Birds

birds of moka, bioko island

Nearly 200 species of birds can be found on Bioko Island, including the rare Bare-headed Rock Fowl (Picathartes oreas). Bioko also has two endemic bird species, the Fernando Po Speirops (Speirops brunneus) and the Fernando Po Batis (Batis poensis), as well as at least 28 endemic subspecies. Other key species are the Mountain Saw-wing (Psalidoprocne fuliginosa) and Ursula’s Sunbird (Cinnyris ursulae).

 

Although BBPP has not specifically studied birds on Bioko in the past, since October 2011 we have begun a preliminary population monitoring program in the areas around our Moka Wildlife Center. This ongoing project, in addition to filling in a major information gap about the ecology around the MWC, has become one of the keystone projects of the Drexel Study Abroad Field Research in Tropical Ecology course, including students in an active conservation research project.  More recently, this project has been extended to collect information about populations surrounding the newly constructed road to Ureca in association with the BBPP's Road Impact Assessment.

 

 

 

In 2015, construction was completed for the Ureca road on Bioko Island.  This road runs north from the city of Luba down to the most southern village on the island, Ureca.  Previously, this area was pristine and not easily accessible to a majority of the population.  The new unprecedented access to this once secluded habitat may have long term implications for the resident wildlife species.  Road ecology is a growing sub-discipline within the field of conservation ecology.  Roads can negatively impact wildlife populations by creating barriers to animal movement and migration, facilitating noise, dust, chemical and toxin pollution, increasing runoff leading to possible stream degradation, and perhaps most importantly, causing habitat fragmentation (Coffin, 2007, Forman, 2004).  One particular wildlife taxonomic group which has shown to be adversely affected by the presence of roads is birds.

 

Studies have shown bird populations being affected up to a 1 km distance from existing roads and infrastructure.  Specifically, the mean species abundance (MSA) of these populations seem to be positively correlated with proximity to infrastructure meaning the number of birds decreases the closer you are to the road (Benítez-Lopéz et al, 2010).  Noise attributed to road traffic has been associated with decreased breeding rates in some bird species (Kaseloo, 2005) while other data suggests that predation among bird nests is highest along roadsides opposite of wooded areas (K. Freeman, unpublished data).

 

The goals of the current road impact study are to determine: 1) the overall effect of the road on bird species abundance and diversity, 2) if the road has created a barrier or edge effect regarding wildlife species, 3) if the road has facilitated disease transmission among wildlife species and 4) if hunting and trapping pressure have increased since the roads completion. Additionally, we will conduct malaria screening to determine overall infection rates of avian malaria among bird species along the road and on Bioko in general.  These results will be correlated with the island’s elevational gradient and other external variables in an attempt to establish significant relationships.  Based on these assessments, we will be able to offer recommendations to the national government regarding future road construction in terms of road location, length and composition.  Additionally, we will begin to survey for other taxa such as small mammals and amphibians to obtain a clearer overall picture regarding the roads ecological impact in this once unspoiled habitat.
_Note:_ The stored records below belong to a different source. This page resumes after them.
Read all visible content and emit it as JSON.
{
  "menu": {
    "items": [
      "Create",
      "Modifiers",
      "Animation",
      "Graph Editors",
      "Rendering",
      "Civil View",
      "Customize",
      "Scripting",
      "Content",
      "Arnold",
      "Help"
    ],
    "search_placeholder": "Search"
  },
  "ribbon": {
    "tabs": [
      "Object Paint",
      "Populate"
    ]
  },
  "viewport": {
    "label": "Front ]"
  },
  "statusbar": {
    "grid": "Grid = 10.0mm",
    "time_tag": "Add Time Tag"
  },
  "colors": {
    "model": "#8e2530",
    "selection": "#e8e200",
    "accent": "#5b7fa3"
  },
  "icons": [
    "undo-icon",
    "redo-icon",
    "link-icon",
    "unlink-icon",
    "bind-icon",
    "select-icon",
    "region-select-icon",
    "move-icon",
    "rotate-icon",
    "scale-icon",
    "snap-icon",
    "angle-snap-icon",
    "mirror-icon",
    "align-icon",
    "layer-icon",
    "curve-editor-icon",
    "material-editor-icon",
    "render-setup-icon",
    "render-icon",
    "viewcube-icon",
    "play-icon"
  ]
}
Road Impact assessment

Western Mountain Greenbul

(Andropadus tephrolaemus)

Moka Wildlife Center, 2011

Green Twinspot

(Mandingoa nitidula)

Moka Wildlife Center, 2011

Cameroon Blue-Headed Sunbird(Cyanomitra oritis)

Moka Wildlife Center, 2011

Yellow-Ehiskered Greenbul

(Andropadus latirostris)

Moka Wildlife Center, 2011

Red-Breasted Paradise Flycatcher

(Terpsiphone rufiventer)

Moka Wildlife Center, 2011

Forest Robin

(Stiphrornis erythrothorax)

Bioko Island, 2008 (Joel Sartore)

Northern Double-Collared Sunbird(Cinnyris reichenowi)

Bioko Island, 2008 (Joel Sartore)

Northern Double-Collared Sunbird(Cinnyris reichenowi)

Bioko Island, 2008 (Tim Laman)

All photos seen above are credited to National Geographic Photographers Tim Laman, Ian Nichols, Joel Sartore, and Christian Ziegler as well as numerous members of BBPP (staff, students, and volunteers).